  1. Cost-Effective: Windrow vermicomposting can be a cost-effective method of composting, as it does not require expensive equipment or infrastructure. All that is needed is a flat, open space to build the windrows and a way to turn the piles regularly.

  2. Scalable: Windrow vermicomposting can be easily scaled up or down depending on the amount of organic matter being composted. This makes it a great option for large-scale composting operations or small-scale home composting.

  3. Fast Composting Time: Windrow composting allows for a relatively fast composting time compared to other methods. This is because the constant turning of the piles aerates the compost, which speeds up the decomposition process.

Cons of Using Windrows for Vermiculture in Temperate Climates:

  1. Temperature Control: One of the biggest challenges with windrow vermicomposting in temperate climates is controlling the temperature of the compost. If the temperature drops too low, the worms may become less active, slowing down the composting process. Conversely, if the temperature gets too high, the worms may die off, leading to a decrease in compost quality.

  2. Nutrient Loss: Windrow composting can also lead to nutrient loss if not done correctly. If the windrows are not turned regularly, the organic matter in the center may not compost properly, leading to nutrient loss and a decrease in compost quality.

  3. Pest and Odor Issues: Windrow composting can attract pests such as rodents and flies, and can also generate unpleasant odors. This can be a problem if the windrows are located near residential areas or businesses.


In conclusion, windrow vermicomposting can be an effective method of composting in temperate climates, but it is important to consider the pros and cons before getting started. Windrow composting is cost-effective, scalable, and has a relatively fast composting time. However, controlling the temperature, preventing nutrient loss, and dealing with pest and odor issues can be challenging.
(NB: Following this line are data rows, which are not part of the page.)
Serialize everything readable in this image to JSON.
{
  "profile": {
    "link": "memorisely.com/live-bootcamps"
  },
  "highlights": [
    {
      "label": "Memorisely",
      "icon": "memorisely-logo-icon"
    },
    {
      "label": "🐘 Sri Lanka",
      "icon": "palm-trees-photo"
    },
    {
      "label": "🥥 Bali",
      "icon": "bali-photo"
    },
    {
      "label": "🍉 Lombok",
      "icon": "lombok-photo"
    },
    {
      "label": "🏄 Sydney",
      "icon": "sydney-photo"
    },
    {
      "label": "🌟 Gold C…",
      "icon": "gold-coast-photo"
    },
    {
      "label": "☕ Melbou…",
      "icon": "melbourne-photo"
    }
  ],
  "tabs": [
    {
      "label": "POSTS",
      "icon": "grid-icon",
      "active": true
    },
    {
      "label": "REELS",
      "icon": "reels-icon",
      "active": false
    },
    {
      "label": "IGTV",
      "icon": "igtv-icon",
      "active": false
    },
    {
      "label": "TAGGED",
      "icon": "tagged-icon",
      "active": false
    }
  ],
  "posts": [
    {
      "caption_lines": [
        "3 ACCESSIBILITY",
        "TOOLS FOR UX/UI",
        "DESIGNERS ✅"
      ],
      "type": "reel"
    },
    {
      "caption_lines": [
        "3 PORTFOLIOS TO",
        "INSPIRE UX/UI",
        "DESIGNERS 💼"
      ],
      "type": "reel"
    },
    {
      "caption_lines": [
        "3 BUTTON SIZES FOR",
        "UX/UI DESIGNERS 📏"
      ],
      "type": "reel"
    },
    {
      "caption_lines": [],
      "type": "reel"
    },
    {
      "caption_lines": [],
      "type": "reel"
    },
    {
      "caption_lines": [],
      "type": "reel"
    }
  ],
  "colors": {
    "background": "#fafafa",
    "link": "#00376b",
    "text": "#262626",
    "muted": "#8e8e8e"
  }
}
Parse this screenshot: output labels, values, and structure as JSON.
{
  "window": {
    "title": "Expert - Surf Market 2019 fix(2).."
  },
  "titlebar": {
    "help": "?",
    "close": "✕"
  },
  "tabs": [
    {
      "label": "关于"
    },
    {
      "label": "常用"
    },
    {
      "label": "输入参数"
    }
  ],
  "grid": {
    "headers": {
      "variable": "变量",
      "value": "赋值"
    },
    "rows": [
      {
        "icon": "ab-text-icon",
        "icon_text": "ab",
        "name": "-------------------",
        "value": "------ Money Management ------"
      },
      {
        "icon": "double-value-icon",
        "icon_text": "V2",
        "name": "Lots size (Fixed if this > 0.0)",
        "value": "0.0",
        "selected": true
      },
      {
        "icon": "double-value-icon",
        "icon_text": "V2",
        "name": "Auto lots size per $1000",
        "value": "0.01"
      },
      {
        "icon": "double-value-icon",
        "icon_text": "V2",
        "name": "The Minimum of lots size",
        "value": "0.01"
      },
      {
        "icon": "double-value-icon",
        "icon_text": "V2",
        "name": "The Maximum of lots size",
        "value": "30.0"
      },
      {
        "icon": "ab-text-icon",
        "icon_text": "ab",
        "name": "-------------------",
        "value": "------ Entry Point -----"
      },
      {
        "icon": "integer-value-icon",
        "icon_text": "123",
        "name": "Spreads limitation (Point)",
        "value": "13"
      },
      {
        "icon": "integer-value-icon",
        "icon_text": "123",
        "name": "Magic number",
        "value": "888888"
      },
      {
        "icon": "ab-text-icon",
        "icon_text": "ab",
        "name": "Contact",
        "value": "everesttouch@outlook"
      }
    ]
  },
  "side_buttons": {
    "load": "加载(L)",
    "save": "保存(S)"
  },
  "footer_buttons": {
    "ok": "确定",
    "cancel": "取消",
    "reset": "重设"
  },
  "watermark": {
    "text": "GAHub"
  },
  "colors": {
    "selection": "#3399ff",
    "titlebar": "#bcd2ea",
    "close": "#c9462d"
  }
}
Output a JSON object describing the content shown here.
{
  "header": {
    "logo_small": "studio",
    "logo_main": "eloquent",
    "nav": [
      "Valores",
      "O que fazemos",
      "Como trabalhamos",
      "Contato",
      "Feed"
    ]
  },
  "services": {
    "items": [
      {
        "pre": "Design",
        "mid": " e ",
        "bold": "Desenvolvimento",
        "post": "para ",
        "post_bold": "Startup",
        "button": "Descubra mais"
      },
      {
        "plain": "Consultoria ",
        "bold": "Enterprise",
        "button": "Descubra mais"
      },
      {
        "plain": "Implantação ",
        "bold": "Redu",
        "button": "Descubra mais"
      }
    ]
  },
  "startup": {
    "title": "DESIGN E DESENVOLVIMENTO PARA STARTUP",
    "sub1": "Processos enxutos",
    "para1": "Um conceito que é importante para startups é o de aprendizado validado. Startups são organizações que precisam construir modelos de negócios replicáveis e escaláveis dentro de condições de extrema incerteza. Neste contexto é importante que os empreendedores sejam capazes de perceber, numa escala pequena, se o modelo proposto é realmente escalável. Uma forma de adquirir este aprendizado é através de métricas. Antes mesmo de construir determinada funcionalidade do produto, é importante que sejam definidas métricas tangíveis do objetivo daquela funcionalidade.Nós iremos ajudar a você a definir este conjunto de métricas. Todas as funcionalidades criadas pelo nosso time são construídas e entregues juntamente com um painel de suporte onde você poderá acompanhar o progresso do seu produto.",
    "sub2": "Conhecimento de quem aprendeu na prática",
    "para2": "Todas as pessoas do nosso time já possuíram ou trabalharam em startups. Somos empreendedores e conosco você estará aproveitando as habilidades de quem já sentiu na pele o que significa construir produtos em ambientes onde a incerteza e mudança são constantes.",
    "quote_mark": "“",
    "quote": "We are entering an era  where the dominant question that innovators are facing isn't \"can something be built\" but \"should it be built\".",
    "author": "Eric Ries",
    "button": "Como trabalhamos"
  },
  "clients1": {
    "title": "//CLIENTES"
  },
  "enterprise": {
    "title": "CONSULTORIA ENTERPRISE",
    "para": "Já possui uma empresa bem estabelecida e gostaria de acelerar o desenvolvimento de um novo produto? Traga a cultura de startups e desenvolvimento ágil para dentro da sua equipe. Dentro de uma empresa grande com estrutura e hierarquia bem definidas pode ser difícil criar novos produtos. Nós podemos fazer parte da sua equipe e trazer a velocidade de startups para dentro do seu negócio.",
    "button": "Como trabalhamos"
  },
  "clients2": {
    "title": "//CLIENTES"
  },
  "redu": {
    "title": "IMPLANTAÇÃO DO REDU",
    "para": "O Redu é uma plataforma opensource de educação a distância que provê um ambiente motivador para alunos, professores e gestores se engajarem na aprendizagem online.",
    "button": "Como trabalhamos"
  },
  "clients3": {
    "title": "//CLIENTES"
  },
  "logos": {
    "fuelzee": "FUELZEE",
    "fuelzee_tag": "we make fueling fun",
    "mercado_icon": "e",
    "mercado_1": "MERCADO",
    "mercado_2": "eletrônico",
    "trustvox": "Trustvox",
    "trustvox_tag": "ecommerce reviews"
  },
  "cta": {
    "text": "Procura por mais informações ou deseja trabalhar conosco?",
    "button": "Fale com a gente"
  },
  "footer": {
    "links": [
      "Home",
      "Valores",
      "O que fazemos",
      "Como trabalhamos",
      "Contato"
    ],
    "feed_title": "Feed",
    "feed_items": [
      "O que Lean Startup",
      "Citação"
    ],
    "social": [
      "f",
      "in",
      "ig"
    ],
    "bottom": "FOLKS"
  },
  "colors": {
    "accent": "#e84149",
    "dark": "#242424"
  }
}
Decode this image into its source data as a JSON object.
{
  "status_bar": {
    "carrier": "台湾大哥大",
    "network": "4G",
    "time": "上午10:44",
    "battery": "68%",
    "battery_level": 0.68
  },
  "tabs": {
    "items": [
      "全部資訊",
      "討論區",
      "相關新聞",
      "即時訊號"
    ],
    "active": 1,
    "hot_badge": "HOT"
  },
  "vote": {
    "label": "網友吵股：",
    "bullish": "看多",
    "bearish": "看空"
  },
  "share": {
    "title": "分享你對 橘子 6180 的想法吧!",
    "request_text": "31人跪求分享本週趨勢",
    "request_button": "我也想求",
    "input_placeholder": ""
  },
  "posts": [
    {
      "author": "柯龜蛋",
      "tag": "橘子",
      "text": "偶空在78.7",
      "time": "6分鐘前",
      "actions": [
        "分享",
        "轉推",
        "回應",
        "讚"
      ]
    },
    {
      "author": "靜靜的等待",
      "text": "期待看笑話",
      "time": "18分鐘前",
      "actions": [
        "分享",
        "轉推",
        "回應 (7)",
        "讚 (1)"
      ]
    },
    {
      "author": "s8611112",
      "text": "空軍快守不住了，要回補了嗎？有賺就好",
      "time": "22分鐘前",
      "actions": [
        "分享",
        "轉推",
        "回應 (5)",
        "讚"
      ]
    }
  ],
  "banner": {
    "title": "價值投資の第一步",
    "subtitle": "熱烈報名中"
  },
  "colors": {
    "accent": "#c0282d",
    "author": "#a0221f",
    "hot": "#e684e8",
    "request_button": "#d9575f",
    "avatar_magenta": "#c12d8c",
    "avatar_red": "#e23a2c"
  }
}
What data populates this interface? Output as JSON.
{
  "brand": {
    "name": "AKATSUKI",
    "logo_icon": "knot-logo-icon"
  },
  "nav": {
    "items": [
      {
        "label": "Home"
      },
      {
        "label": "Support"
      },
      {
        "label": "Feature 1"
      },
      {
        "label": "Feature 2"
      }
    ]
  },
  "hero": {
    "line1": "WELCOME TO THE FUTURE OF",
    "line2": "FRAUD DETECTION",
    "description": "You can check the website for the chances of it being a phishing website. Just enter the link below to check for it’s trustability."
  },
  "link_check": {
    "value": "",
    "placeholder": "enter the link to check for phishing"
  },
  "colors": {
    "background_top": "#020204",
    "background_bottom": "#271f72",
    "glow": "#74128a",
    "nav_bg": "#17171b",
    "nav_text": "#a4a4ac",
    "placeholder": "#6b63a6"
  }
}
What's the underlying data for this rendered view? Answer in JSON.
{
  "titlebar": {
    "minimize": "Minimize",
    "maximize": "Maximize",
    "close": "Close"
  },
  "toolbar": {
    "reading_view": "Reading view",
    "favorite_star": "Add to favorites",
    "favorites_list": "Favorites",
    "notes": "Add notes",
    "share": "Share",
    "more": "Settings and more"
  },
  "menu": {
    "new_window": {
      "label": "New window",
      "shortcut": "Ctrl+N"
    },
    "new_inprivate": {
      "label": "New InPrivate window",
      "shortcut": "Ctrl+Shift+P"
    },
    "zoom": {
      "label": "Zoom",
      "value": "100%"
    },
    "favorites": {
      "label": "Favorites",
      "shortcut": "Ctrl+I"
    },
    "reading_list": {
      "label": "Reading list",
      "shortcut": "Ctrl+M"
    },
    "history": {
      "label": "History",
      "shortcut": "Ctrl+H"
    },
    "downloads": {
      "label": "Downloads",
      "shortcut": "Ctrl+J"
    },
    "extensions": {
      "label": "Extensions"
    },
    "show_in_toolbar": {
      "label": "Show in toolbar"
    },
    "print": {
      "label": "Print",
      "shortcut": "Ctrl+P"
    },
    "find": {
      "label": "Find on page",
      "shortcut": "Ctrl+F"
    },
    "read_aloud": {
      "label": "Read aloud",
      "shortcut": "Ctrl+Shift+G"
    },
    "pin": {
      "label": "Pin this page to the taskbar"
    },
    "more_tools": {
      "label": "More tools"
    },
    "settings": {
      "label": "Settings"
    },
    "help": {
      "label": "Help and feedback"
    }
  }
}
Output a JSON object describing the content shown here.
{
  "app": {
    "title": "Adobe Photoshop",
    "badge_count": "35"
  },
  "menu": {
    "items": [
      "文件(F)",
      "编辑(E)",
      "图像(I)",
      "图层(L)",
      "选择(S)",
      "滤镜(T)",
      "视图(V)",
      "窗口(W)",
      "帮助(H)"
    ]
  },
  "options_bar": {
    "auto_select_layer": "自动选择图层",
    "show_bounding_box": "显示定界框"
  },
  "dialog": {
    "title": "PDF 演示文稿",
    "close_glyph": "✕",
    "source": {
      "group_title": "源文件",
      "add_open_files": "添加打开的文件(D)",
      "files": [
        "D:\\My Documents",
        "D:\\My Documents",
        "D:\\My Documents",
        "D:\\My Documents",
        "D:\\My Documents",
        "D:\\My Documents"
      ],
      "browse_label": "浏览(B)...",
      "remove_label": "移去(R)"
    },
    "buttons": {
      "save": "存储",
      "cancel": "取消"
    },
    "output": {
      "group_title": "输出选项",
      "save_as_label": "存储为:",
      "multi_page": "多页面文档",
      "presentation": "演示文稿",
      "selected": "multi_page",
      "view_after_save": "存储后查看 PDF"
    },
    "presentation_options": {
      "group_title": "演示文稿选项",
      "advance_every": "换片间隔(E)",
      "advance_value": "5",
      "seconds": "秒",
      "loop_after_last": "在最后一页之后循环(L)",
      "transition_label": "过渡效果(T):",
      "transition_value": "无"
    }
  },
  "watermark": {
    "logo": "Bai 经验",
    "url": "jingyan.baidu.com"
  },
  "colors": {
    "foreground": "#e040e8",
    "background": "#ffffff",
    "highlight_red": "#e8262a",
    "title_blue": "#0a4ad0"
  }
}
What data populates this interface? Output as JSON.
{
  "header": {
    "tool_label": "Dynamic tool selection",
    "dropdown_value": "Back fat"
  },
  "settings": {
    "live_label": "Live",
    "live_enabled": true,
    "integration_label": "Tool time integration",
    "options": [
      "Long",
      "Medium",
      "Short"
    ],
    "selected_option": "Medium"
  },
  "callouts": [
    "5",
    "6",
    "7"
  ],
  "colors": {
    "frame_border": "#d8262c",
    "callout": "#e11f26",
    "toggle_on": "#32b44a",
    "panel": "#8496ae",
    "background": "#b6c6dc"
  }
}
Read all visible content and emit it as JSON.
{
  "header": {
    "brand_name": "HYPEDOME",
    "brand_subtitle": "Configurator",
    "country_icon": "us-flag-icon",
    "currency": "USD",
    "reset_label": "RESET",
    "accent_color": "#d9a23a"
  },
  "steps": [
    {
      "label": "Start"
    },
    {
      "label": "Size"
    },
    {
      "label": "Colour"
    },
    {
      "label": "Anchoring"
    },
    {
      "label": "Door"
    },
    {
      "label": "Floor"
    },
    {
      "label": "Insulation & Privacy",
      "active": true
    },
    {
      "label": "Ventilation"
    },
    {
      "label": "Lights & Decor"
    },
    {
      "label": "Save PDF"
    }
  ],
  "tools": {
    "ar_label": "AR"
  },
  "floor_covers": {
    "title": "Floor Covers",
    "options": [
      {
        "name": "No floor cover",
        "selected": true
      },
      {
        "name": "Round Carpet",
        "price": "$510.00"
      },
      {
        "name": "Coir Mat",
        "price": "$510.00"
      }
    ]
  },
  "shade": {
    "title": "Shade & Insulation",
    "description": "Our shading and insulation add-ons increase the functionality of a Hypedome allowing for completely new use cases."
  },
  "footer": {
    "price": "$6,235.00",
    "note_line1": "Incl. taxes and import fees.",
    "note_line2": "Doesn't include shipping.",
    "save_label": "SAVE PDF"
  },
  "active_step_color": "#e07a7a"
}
By understanding these factors and taking the necessary precautions, you can successfully use windrow vermicomposting to produce nutrient-rich compost and reduce waste in a sustainable and regenerative way.